What to work on —
An exact copy of all the data is required, with pictures left out.

Data extracted from a collection —
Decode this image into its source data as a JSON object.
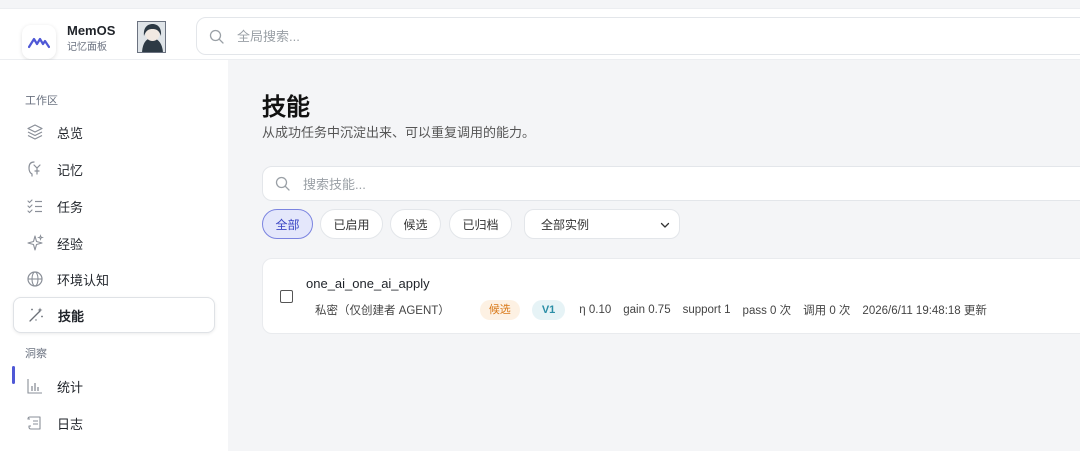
{
  "app": {
    "name": "MemOS",
    "subtitle": "记忆面板"
  },
  "header": {
    "search_placeholder": "全局搜索..."
  },
  "sidebar": {
    "section_workspace": "工作区",
    "section_insight": "洞察",
    "items": [
      {
        "label": "总览",
        "icon": "layers-icon"
      },
      {
        "label": "记忆",
        "icon": "memory-icon"
      },
      {
        "label": "任务",
        "icon": "task-list-icon"
      },
      {
        "label": "经验",
        "icon": "sparkle-icon"
      },
      {
        "label": "环境认知",
        "icon": "globe-icon"
      },
      {
        "label": "技能",
        "icon": "magic-wand-icon",
        "active": true
      },
      {
        "label": "统计",
        "icon": "bar-chart-icon"
      },
      {
        "label": "日志",
        "icon": "scroll-icon"
      }
    ]
  },
  "page": {
    "title": "技能",
    "subtitle": "从成功任务中沉淀出来、可以重复调用的能力。",
    "search_placeholder": "搜索技能..."
  },
  "filters": {
    "chips": [
      {
        "label": "全部",
        "active": true
      },
      {
        "label": "已启用"
      },
      {
        "label": "候选"
      },
      {
        "label": "已归档"
      }
    ],
    "instance_select": "全部实例"
  },
  "skills": [
    {
      "name": "one_ai_one_ai_apply",
      "visibility": "私密（仅创建者 AGENT）",
      "status": "候选",
      "version": "V1",
      "eta": "η 0.10",
      "gain": "gain 0.75",
      "support": "support 1",
      "pass": "pass 0 次",
      "calls": "调用 0 次",
      "updated": "2026/6/11 19:48:18 更新"
    }
  ],
  "colors": {
    "accent": "#4f58d6",
    "candidate": "#d97a1a",
    "version": "#2a8ea6"
  }
}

Solved problem —
Decode this image into its source data as a JSON object.
{
  "app": {
    "name": "MemOS",
    "subtitle": "记忆面板"
  },
  "header": {
    "search_placeholder": "全局搜索..."
  },
  "sidebar": {
    "section_workspace": "工作区",
    "section_insight": "洞察",
    "items": [
      {
        "label": "总览",
        "icon": "layers-icon"
      },
      {
        "label": "记忆",
        "icon": "memory-icon"
      },
      {
        "label": "任务",
        "icon": "task-list-icon"
      },
      {
        "label": "经验",
        "icon": "sparkle-icon"
      },
      {
        "label": "环境认知",
        "icon": "globe-icon"
      },
      {
        "label": "技能",
        "icon": "magic-wand-icon",
        "active": true
      },
      {
        "label": "统计",
        "icon": "bar-chart-icon"
      },
      {
        "label": "日志",
        "icon": "scroll-icon"
      }
    ]
  },
  "page": {
    "title": "技能",
    "subtitle": "从成功任务中沉淀出来、可以重复调用的能力。",
    "search_placeholder": "搜索技能..."
  },
  "filters": {
    "chips": [
      {
        "label": "全部",
        "active": true
      },
      {
        "label": "已启用"
      },
      {
        "label": "候选"
      },
      {
        "label": "已归档"
      }
    ],
    "instance_select": "全部实例"
  },
  "skills": [
    {
      "name": "one_ai_one_ai_apply",
      "visibility": "私密（仅创建者 AGENT）",
      "status": "候选",
      "version": "V1",
      "eta": "η 0.10",
      "gain": "gain 0.75",
      "support": "support 1",
      "pass": "pass 0 次",
      "calls": "调用 0 次",
      "updated": "2026/6/11 19:48:18 更新"
    }
  ],
  "colors": {
    "accent": "#4f58d6",
    "candidate": "#d97a1a",
    "version": "#2a8ea6"
  }
}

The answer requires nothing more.